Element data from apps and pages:
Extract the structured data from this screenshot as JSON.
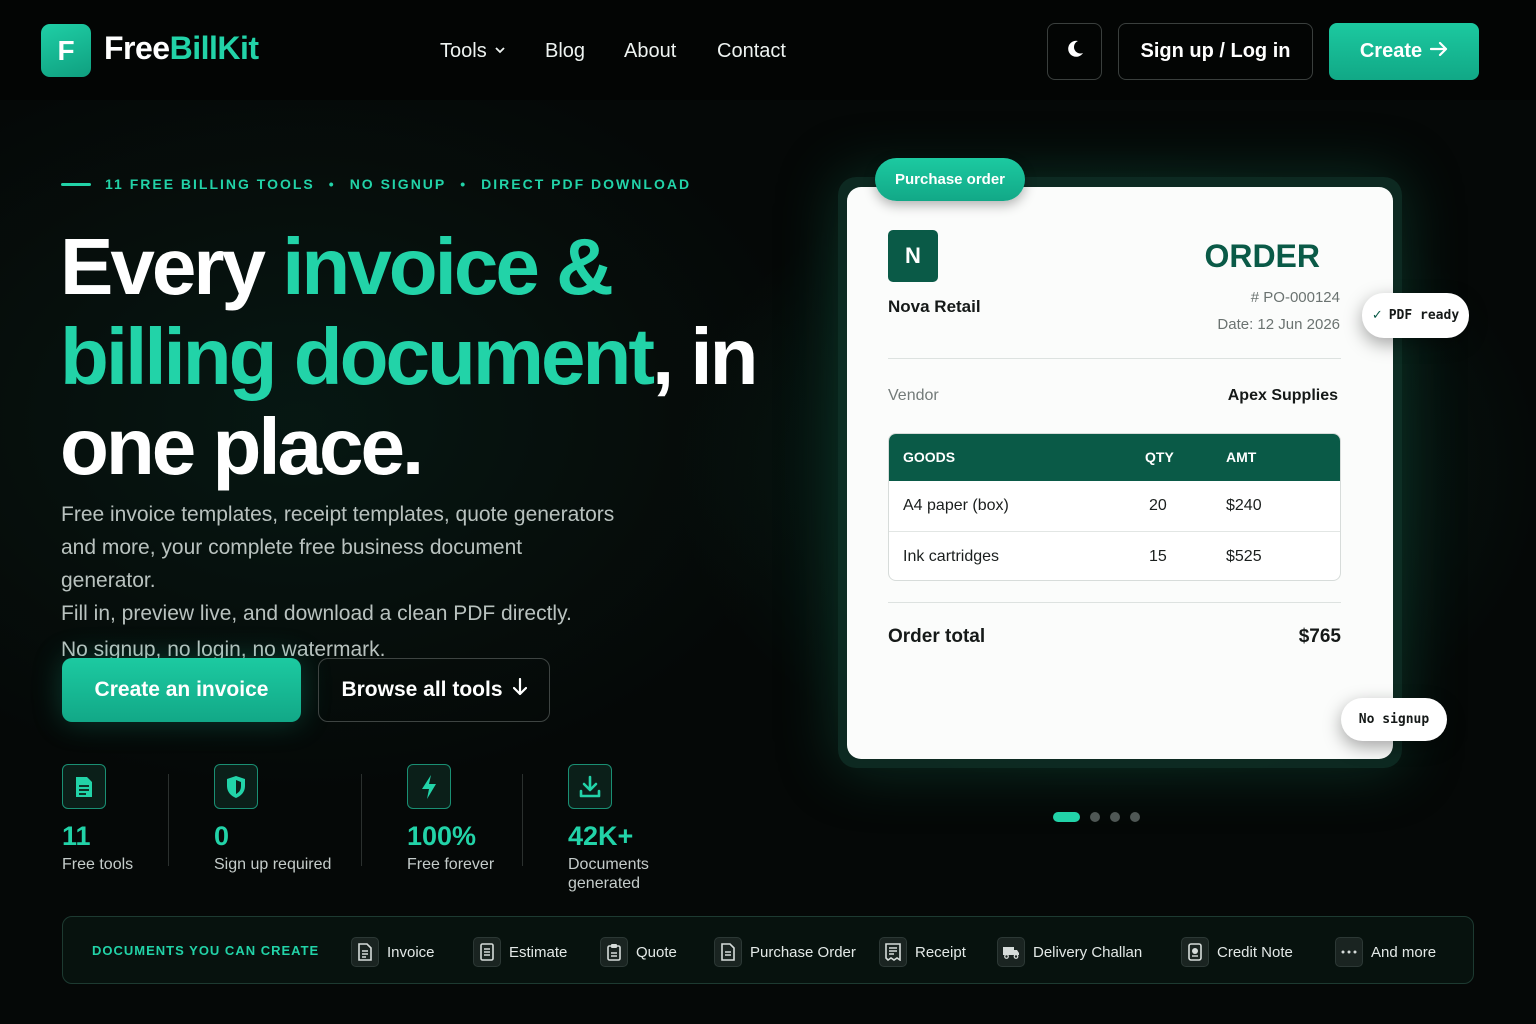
{
  "brand": {
    "logo_letter": "F",
    "name_white": "Free",
    "name_green": "BillKit",
    "accent": "#22d3a8",
    "dark_green": "#0a5a47"
  },
  "nav": {
    "links": [
      "Tools",
      "Blog",
      "About",
      "Contact"
    ],
    "theme_icon": "moon-icon",
    "login_label": "Sign up / Log in",
    "create_label": "Create"
  },
  "hero": {
    "eyebrow": [
      "11 FREE BILLING TOOLS",
      "NO SIGNUP",
      "DIRECT PDF DOWNLOAD"
    ],
    "headline": {
      "part1": "Every ",
      "part2": "invoice &",
      "part3": "billing document",
      "part4": ", in",
      "part5": "one place."
    },
    "sub_lines": [
      "Free invoice templates, receipt templates, quote generators",
      "and more, your complete free business document generator.",
      "Fill in, preview live, and download a clean PDF directly."
    ],
    "sub_last": "No signup, no login, no watermark.",
    "cta_primary": "Create an invoice",
    "cta_secondary": "Browse all tools"
  },
  "stats": [
    {
      "icon": "document-icon",
      "value": "11",
      "label": "Free tools"
    },
    {
      "icon": "shield-icon",
      "value": "0",
      "label": "Sign up required"
    },
    {
      "icon": "lightning-icon",
      "value": "100%",
      "label": "Free forever"
    },
    {
      "icon": "download-icon",
      "value": "42K+",
      "label_line1": "Documents",
      "label_line2": "generated"
    }
  ],
  "preview": {
    "tag": "Purchase order",
    "company_initial": "N",
    "company_name": "Nova Retail",
    "doc_title": "ORDER",
    "po_number": "# PO-000124",
    "date": "Date: 12 Jun 2026",
    "vendor_label": "Vendor",
    "vendor_value": "Apex Supplies",
    "table": {
      "headers": [
        "GOODS",
        "QTY",
        "AMT"
      ],
      "rows": [
        [
          "A4 paper (box)",
          "20",
          "$240"
        ],
        [
          "Ink cartridges",
          "15",
          "$525"
        ]
      ]
    },
    "total_label": "Order total",
    "total_value": "$765",
    "pill_pdf": "PDF ready",
    "pill_nosign": "No signup",
    "carousel_active": 0,
    "carousel_count": 4
  },
  "strip": {
    "label": "DOCUMENTS YOU CAN CREATE",
    "items": [
      "Invoice",
      "Estimate",
      "Quote",
      "Purchase Order",
      "Receipt",
      "Delivery Challan",
      "Credit Note",
      "And more"
    ]
  }
}
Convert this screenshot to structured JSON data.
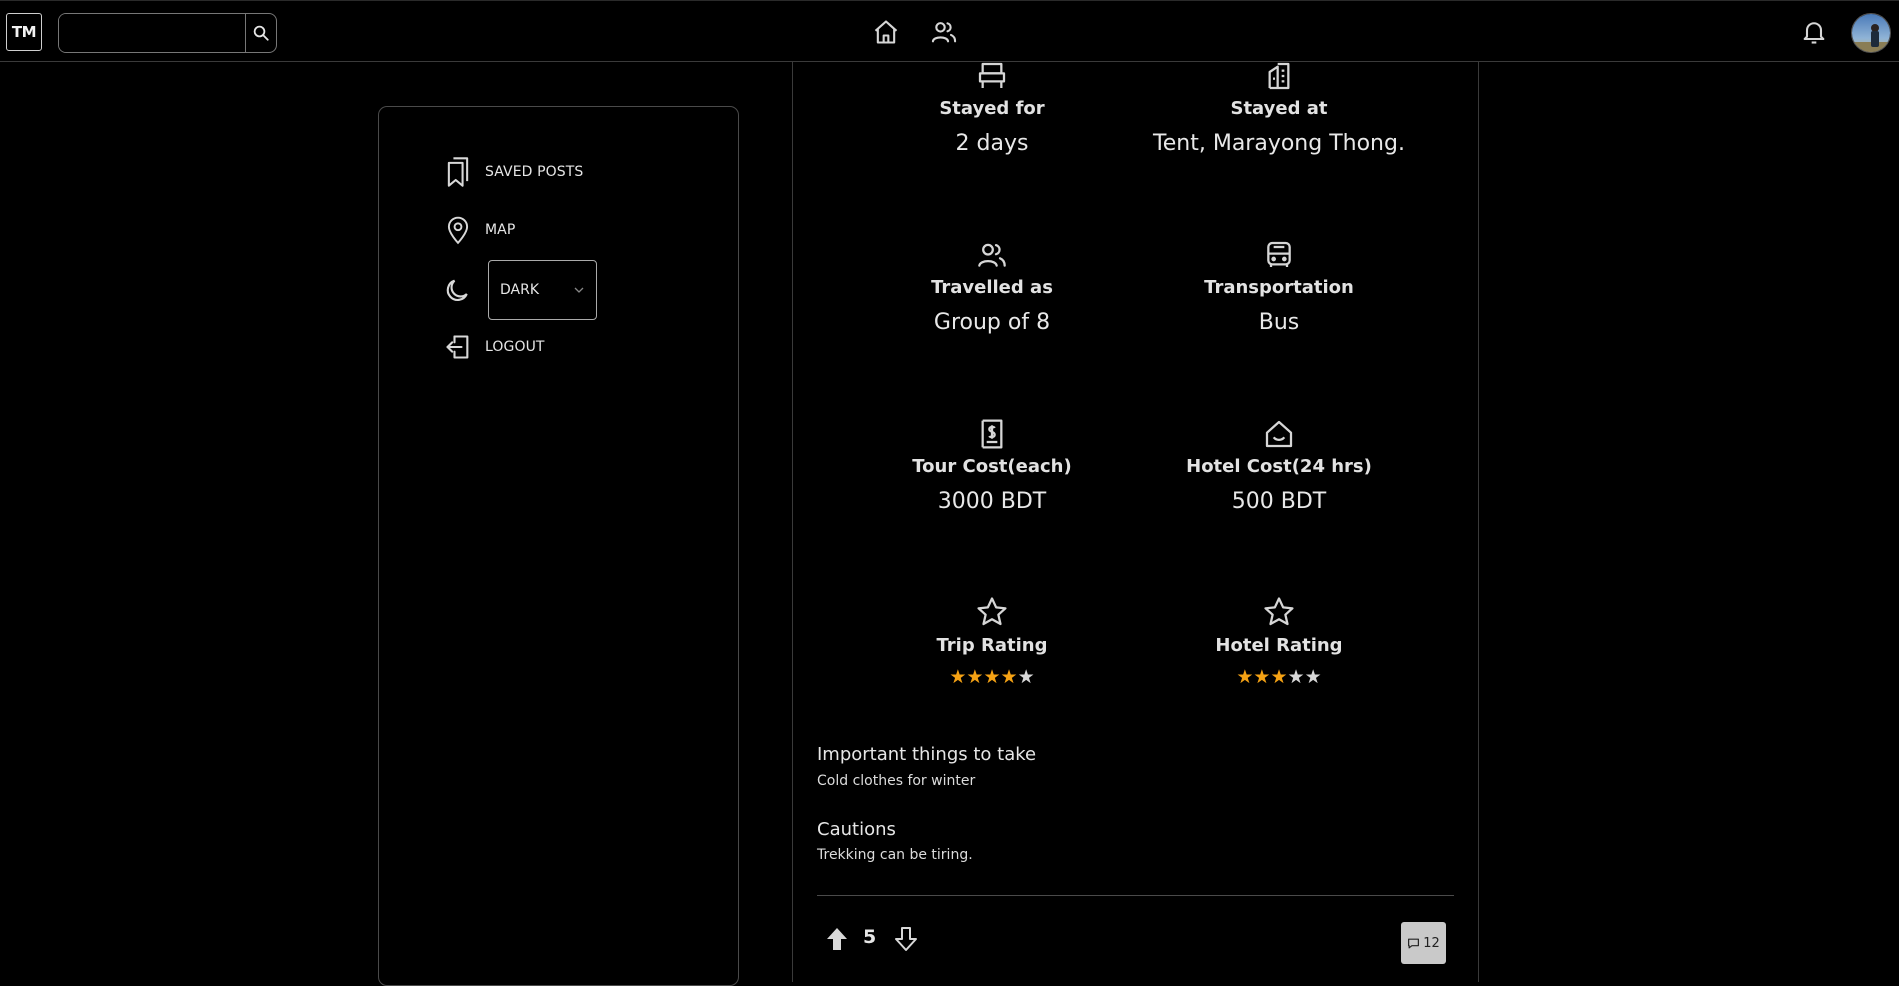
{
  "header": {
    "logo_text": "TM",
    "search": {
      "placeholder": "",
      "value": ""
    },
    "icons": [
      "search-icon",
      "home-icon",
      "people-icon",
      "bell-icon"
    ]
  },
  "sidebar": {
    "items": [
      {
        "label": "SAVED POSTS",
        "icon": "bookmark-icon"
      },
      {
        "label": "MAP",
        "icon": "map-pin-icon"
      },
      {
        "label": "LOGOUT",
        "icon": "logout-icon"
      }
    ],
    "theme": {
      "icon": "moon-icon",
      "selected": "DARK"
    }
  },
  "post": {
    "stats": [
      {
        "label": "Stayed for",
        "value": "2 days",
        "icon": "bed-icon"
      },
      {
        "label": "Stayed at",
        "value": "Tent, Marayong Thong.",
        "icon": "building-icon"
      },
      {
        "label": "Travelled as",
        "value": "Group of 8",
        "icon": "people-icon"
      },
      {
        "label": "Transportation",
        "value": "Bus",
        "icon": "bus-icon"
      },
      {
        "label": "Tour Cost(each)",
        "value": "3000 BDT",
        "icon": "receipt-icon"
      },
      {
        "label": "Hotel Cost(24 hrs)",
        "value": "500 BDT",
        "icon": "house-icon"
      }
    ],
    "ratings": [
      {
        "label": "Trip Rating",
        "rating": 4,
        "max": 5,
        "icon": "star-outline-icon"
      },
      {
        "label": "Hotel Rating",
        "rating": 3,
        "max": 5,
        "icon": "star-outline-icon"
      }
    ],
    "important": {
      "title": "Important things to take",
      "text": "Cold clothes for winter"
    },
    "cautions": {
      "title": "Cautions",
      "text": "Trekking can be tiring."
    },
    "votes": "5",
    "comments": "12"
  },
  "colors": {
    "background": "#000000",
    "star_filled": "#f5a214",
    "star_empty": "#d7d7d7",
    "comment_button": "#c9c9c9"
  }
}
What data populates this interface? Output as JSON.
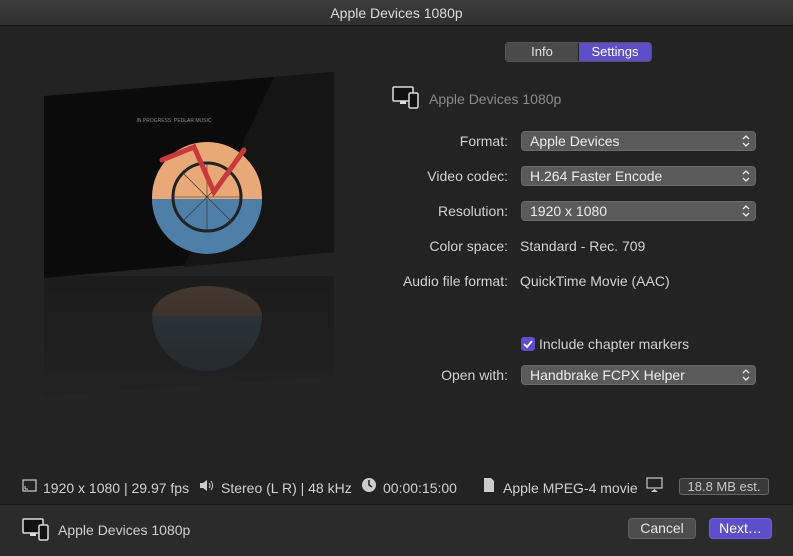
{
  "window": {
    "title": "Apple Devices 1080p"
  },
  "tabs": [
    {
      "label": "Info",
      "selected": false
    },
    {
      "label": "Settings",
      "selected": true
    }
  ],
  "preview": {
    "caption": "IN PROGRESS: PEDLAR MUSIC"
  },
  "device": {
    "name": "Apple Devices 1080p"
  },
  "settings": {
    "format": {
      "label": "Format:",
      "value": "Apple Devices"
    },
    "video_codec": {
      "label": "Video codec:",
      "value": "H.264 Faster Encode"
    },
    "resolution": {
      "label": "Resolution:",
      "value": "1920 x 1080"
    },
    "color_space": {
      "label": "Color space:",
      "value": "Standard - Rec. 709"
    },
    "audio_format": {
      "label": "Audio file format:",
      "value": "QuickTime Movie (AAC)"
    },
    "chapter_markers": {
      "label": "Include chapter markers",
      "checked": true
    },
    "open_with": {
      "label": "Open with:",
      "value": "Handbrake FCPX Helper"
    }
  },
  "infobar": {
    "video": "1920 x 1080 | 29.97 fps",
    "audio": "Stereo (L R) | 48 kHz",
    "duration": "00:00:15:00",
    "file_type": "Apple MPEG-4 movie",
    "size_estimate": "18.8 MB est."
  },
  "footer": {
    "device_name": "Apple Devices 1080p",
    "cancel_label": "Cancel",
    "next_label": "Next…"
  },
  "colors": {
    "accent": "#5d4fc9",
    "background": "#232323"
  }
}
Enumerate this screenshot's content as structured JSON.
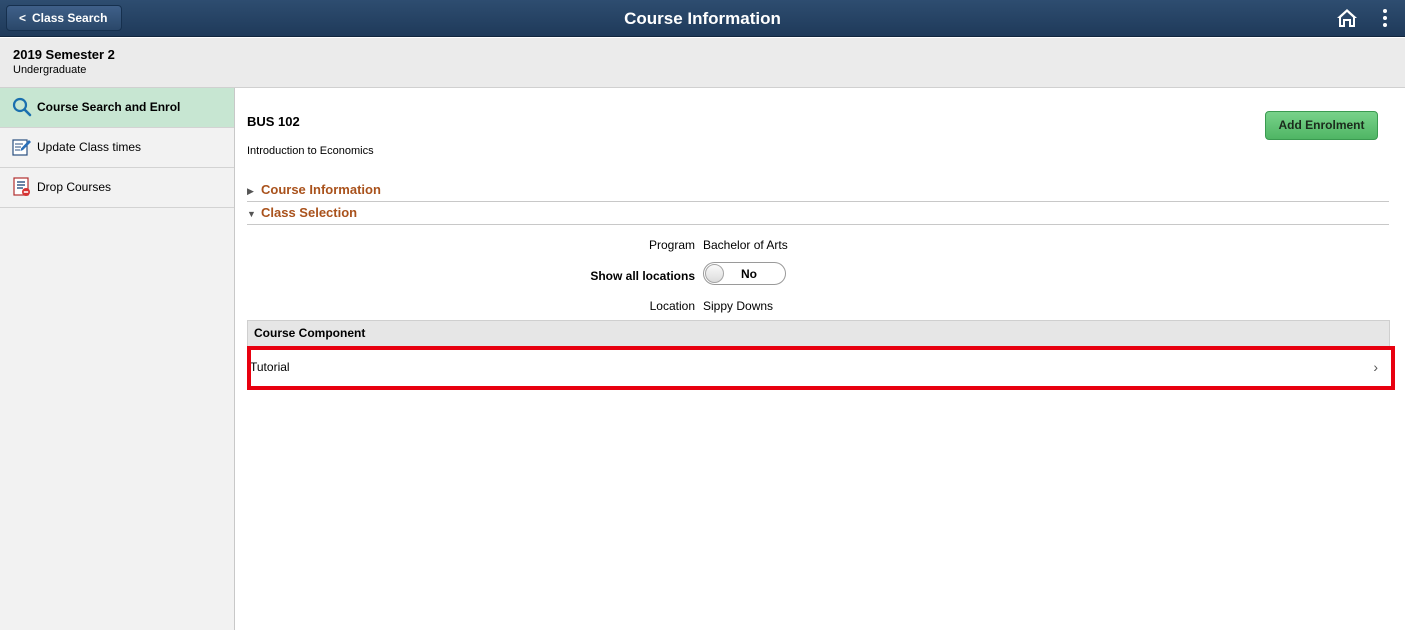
{
  "header": {
    "back_label": "Class Search",
    "title": "Course Information",
    "home_icon": "home-icon",
    "more_icon": "more-vertical-icon"
  },
  "context": {
    "term": "2019 Semester 2",
    "career": "Undergraduate"
  },
  "sidebar": {
    "items": [
      {
        "label": "Course Search and Enrol",
        "icon": "search-icon",
        "active": true
      },
      {
        "label": "Update Class times",
        "icon": "edit-icon",
        "active": false
      },
      {
        "label": "Drop Courses",
        "icon": "drop-list-icon",
        "active": false
      }
    ]
  },
  "course": {
    "code": "BUS 102",
    "title": "Introduction to Economics",
    "add_button": "Add Enrolment"
  },
  "sections": {
    "course_info": "Course Information",
    "class_selection": "Class Selection"
  },
  "fields": {
    "program_label": "Program",
    "program_value": "Bachelor of Arts",
    "show_all_label": "Show all locations",
    "show_all_value": "No",
    "location_label": "Location",
    "location_value": "Sippy Downs"
  },
  "component_grid": {
    "header": "Course Component",
    "rows": [
      {
        "label": "Tutorial"
      }
    ]
  },
  "colors": {
    "header_bg": "#254468",
    "active_nav": "#c7e6d2",
    "section_text": "#a9521c",
    "add_button": "#5cbf71",
    "highlight_border": "#e8000f"
  }
}
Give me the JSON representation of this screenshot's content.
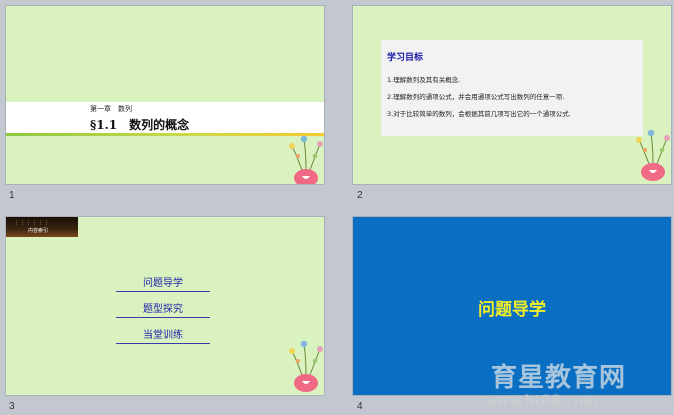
{
  "slides": [
    {
      "number": "1",
      "chapter": "第一章　数列",
      "section": "§1.1　数列的概念"
    },
    {
      "number": "2",
      "goal_title": "学习目标",
      "goals": [
        "1.理解数列及其有关概念.",
        "2.理解数列的通项公式，并会用通项公式写出数列的任意一项.",
        "3.对于比较简单的数列，会根据其前几项写出它的一个通项公式."
      ]
    },
    {
      "number": "3",
      "thumb_label": "内容索引",
      "links": [
        "问题导学",
        "题型探究",
        "当堂训练"
      ]
    },
    {
      "number": "4",
      "title": "问题导学"
    }
  ],
  "watermark": {
    "name": "育星教育网",
    "url": "www.ht88.com"
  },
  "colors": {
    "slide_green": "#d9f2c0",
    "slide_blue": "#0a6fc2",
    "title_yellow": "#f3ee2a",
    "link_blue": "#2222aa"
  }
}
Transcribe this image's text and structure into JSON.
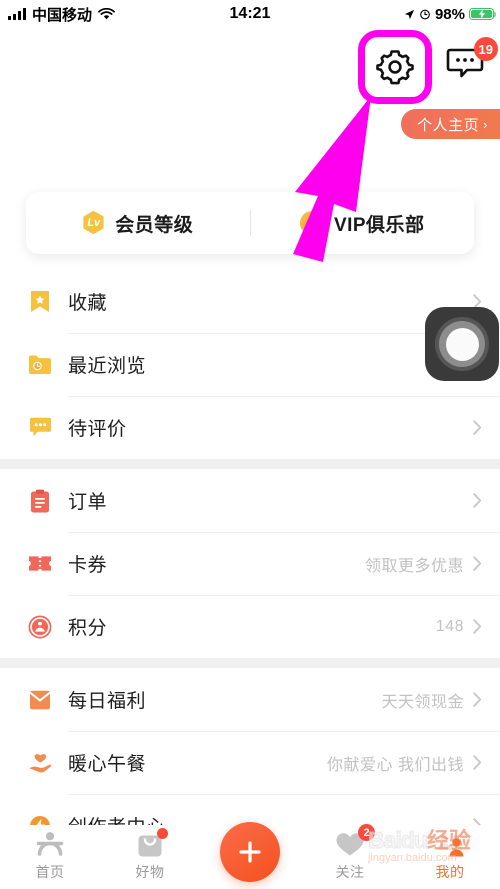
{
  "status_bar": {
    "carrier": "中国移动",
    "time": "14:21",
    "battery_percent": "98%",
    "signal_icon": "signal-bars-icon",
    "wifi_icon": "wifi-icon",
    "location_icon": "location-arrow-icon",
    "alarm_icon": "alarm-clock-icon",
    "battery_icon": "battery-charging-icon"
  },
  "header": {
    "settings_icon": "gear-icon",
    "messages_icon": "message-bubble-icon",
    "messages_badge": "19",
    "homepage_button": "个人主页",
    "homepage_chevron": "›",
    "highlight_color": "#ff00ef"
  },
  "member_card": {
    "left": {
      "badge_text": "Lv",
      "label": "会员等级",
      "badge_icon": "level-hexagon-icon"
    },
    "right": {
      "badge_text": "V",
      "label": "VIP俱乐部",
      "badge_icon": "vip-circle-icon"
    }
  },
  "sections": [
    {
      "rows": [
        {
          "icon": "bookmark-star-icon",
          "label": "收藏",
          "hint": "",
          "chevron": true
        },
        {
          "icon": "folder-clock-icon",
          "label": "最近浏览",
          "hint": "",
          "chevron": true
        },
        {
          "icon": "comment-dots-icon",
          "label": "待评价",
          "hint": "",
          "chevron": true
        }
      ]
    },
    {
      "rows": [
        {
          "icon": "clipboard-icon",
          "label": "订单",
          "hint": "",
          "chevron": true
        },
        {
          "icon": "ticket-icon",
          "label": "卡券",
          "hint": "领取更多优惠",
          "chevron": true
        },
        {
          "icon": "points-icon",
          "label": "积分",
          "hint": "148",
          "chevron": true
        }
      ]
    },
    {
      "rows": [
        {
          "icon": "red-envelope-icon",
          "label": "每日福利",
          "hint": "天天领现金",
          "chevron": true
        },
        {
          "icon": "heart-hand-icon",
          "label": "暖心午餐",
          "hint": "你献爱心 我们出钱",
          "chevron": true
        },
        {
          "icon": "lightning-icon",
          "label": "创作者中心",
          "hint": "",
          "chevron": true
        }
      ]
    }
  ],
  "tabbar": {
    "items": [
      {
        "label": "首页",
        "icon": "person-home-icon",
        "active": false,
        "badge": "",
        "dot": false
      },
      {
        "label": "好物",
        "icon": "shopping-bag-icon",
        "active": false,
        "badge": "",
        "dot": true
      },
      {
        "label": "",
        "icon": "plus-icon",
        "active": false,
        "badge": "",
        "dot": false
      },
      {
        "label": "关注",
        "icon": "heart-icon",
        "active": false,
        "badge": "2",
        "dot": false
      },
      {
        "label": "我的",
        "icon": "user-group-icon",
        "active": true,
        "badge": "",
        "dot": false
      }
    ],
    "active_color": "#f4712c"
  },
  "overlays": {
    "assistive_touch_icon": "assistive-touch-icon",
    "pointer_arrow_icon": "magenta-arrow-icon",
    "watermark_main": "Baidu",
    "watermark_cn": "经验",
    "watermark_sub": "jingyan.baidu.com"
  }
}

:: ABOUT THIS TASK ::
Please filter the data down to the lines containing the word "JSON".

:: SOLVED PROBLEM ::
Extract the structured data from this screenshot as JSON.
Convert this screenshot to structured JSON data.
What data populates this interface? Output as JSON.
Enumerate this screenshot's content as structured JSON.
Give me the JSON representation of this screenshot's content.
Transcribe this image's text and structure into JSON.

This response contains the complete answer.